§ LISTED ENTRIES
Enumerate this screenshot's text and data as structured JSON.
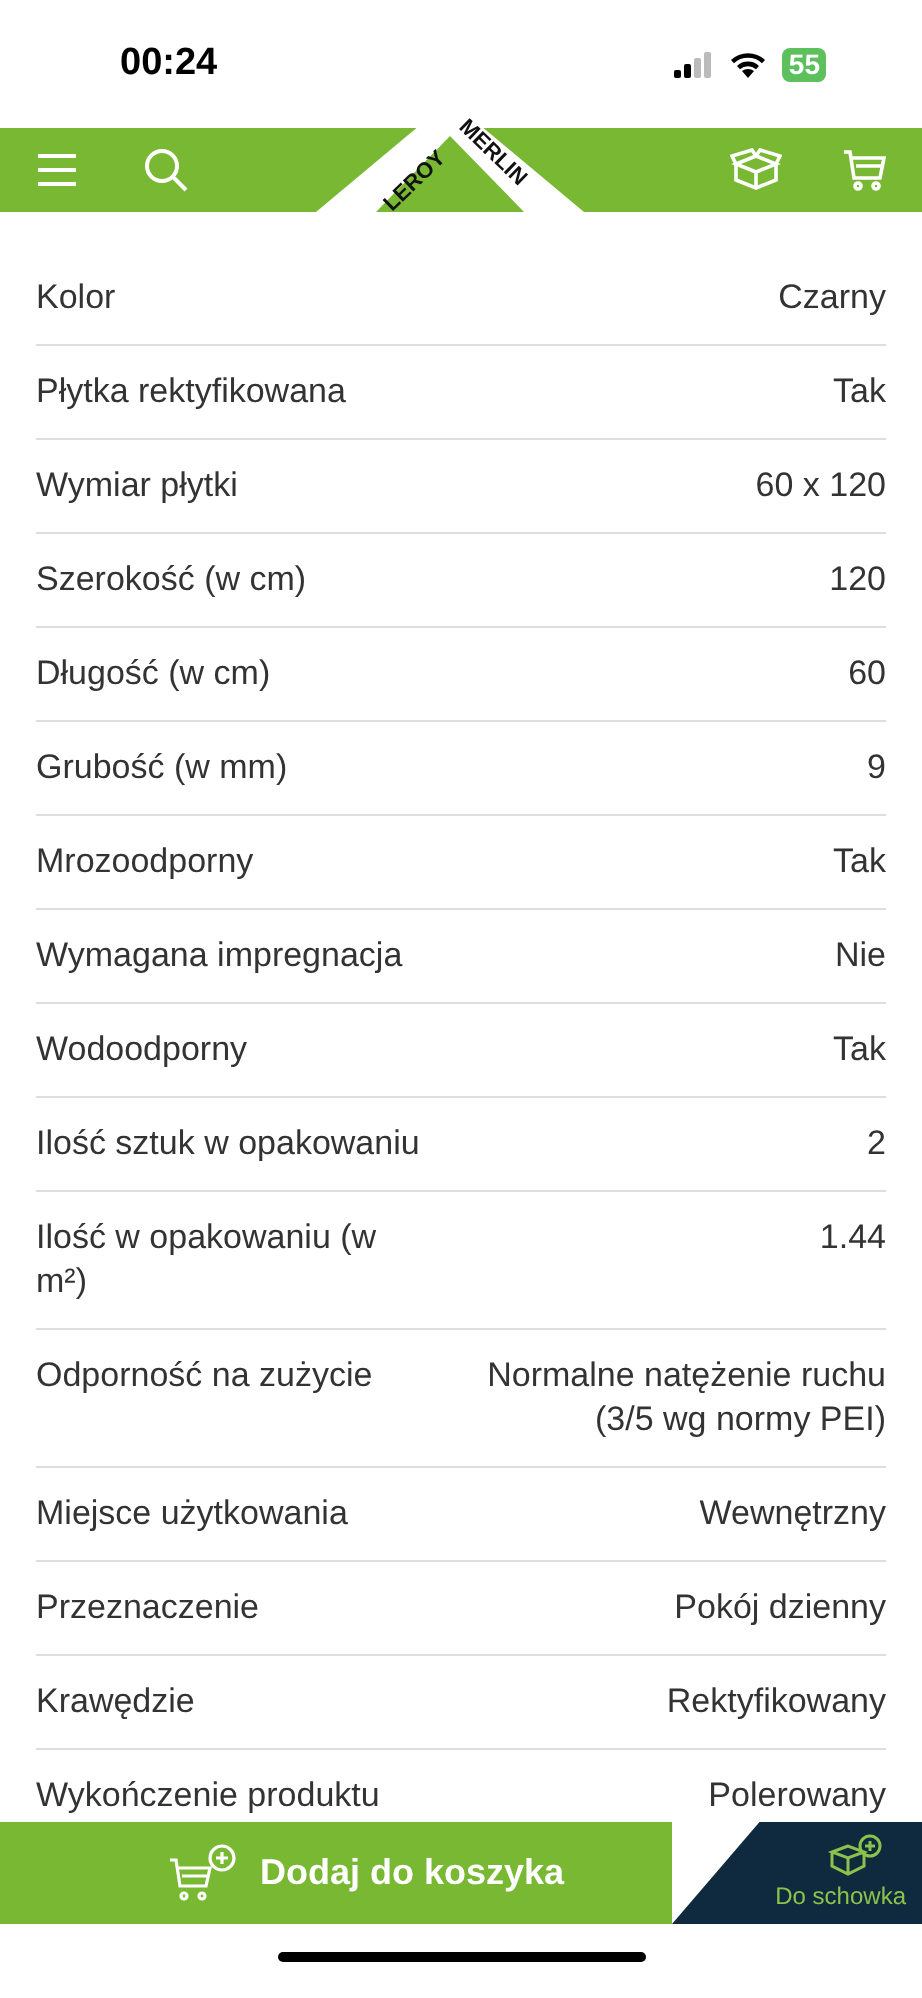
{
  "status_bar": {
    "time": "00:24",
    "battery": "55"
  },
  "header": {
    "logo": [
      "LEROY",
      "MERLIN"
    ]
  },
  "specs": [
    {
      "label": "Kolor",
      "value": "Czarny"
    },
    {
      "label": "Płytka rektyfikowana",
      "value": "Tak"
    },
    {
      "label": "Wymiar płytki",
      "value": "60 x 120"
    },
    {
      "label": "Szerokość (w cm)",
      "value": "120"
    },
    {
      "label": "Długość (w cm)",
      "value": "60"
    },
    {
      "label": "Grubość (w mm)",
      "value": "9"
    },
    {
      "label": "Mrozoodporny",
      "value": "Tak"
    },
    {
      "label": "Wymagana impregnacja",
      "value": "Nie"
    },
    {
      "label": "Wodoodporny",
      "value": "Tak"
    },
    {
      "label": "Ilość sztuk w opakowaniu",
      "value": "2"
    },
    {
      "label": "Ilość w opakowaniu (w m²)",
      "value": "1.44"
    },
    {
      "label": "Odporność na zużycie",
      "value": "Normalne natężenie ruchu (3/5 wg normy PEI)"
    },
    {
      "label": "Miejsce użytkowania",
      "value": "Wewnętrzny"
    },
    {
      "label": "Przeznaczenie",
      "value": "Pokój dzienny"
    },
    {
      "label": "Krawędzie",
      "value": "Rektyfikowany"
    },
    {
      "label": "Wykończenie produktu",
      "value": "Polerowany"
    }
  ],
  "actions": {
    "add_to_cart": "Dodaj do koszyka",
    "save": "Do schowka"
  }
}
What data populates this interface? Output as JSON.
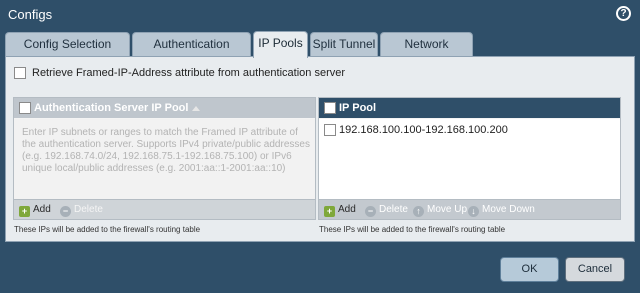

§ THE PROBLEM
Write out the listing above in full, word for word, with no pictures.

§ SOLUTION FOR THIS PROBLEM
Enumerate this screenshot's text and data as structured JSON.
{
  "status_bar": {
    "time": "00:24",
    "battery": "55"
  },
  "header": {
    "logo": [
      "LEROY",
      "MERLIN"
    ]
  },
  "specs": [
    {
      "label": "Kolor",
      "value": "Czarny"
    },
    {
      "label": "Płytka rektyfikowana",
      "value": "Tak"
    },
    {
      "label": "Wymiar płytki",
      "value": "60 x 120"
    },
    {
      "label": "Szerokość (w cm)",
      "value": "120"
    },
    {
      "label": "Długość (w cm)",
      "value": "60"
    },
    {
      "label": "Grubość (w mm)",
      "value": "9"
    },
    {
      "label": "Mrozoodporny",
      "value": "Tak"
    },
    {
      "label": "Wymagana impregnacja",
      "value": "Nie"
    },
    {
      "label": "Wodoodporny",
      "value": "Tak"
    },
    {
      "label": "Ilość sztuk w opakowaniu",
      "value": "2"
    },
    {
      "label": "Ilość w opakowaniu (w m²)",
      "value": "1.44"
    },
    {
      "label": "Odporność na zużycie",
      "value": "Normalne natężenie ruchu (3/5 wg normy PEI)"
    },
    {
      "label": "Miejsce użytkowania",
      "value": "Wewnętrzny"
    },
    {
      "label": "Przeznaczenie",
      "value": "Pokój dzienny"
    },
    {
      "label": "Krawędzie",
      "value": "Rektyfikowany"
    },
    {
      "label": "Wykończenie produktu",
      "value": "Polerowany"
    }
  ],
  "actions": {
    "add_to_cart": "Dodaj do koszyka",
    "save": "Do schowka"
  }
}
What data populates this interface? Output as JSON.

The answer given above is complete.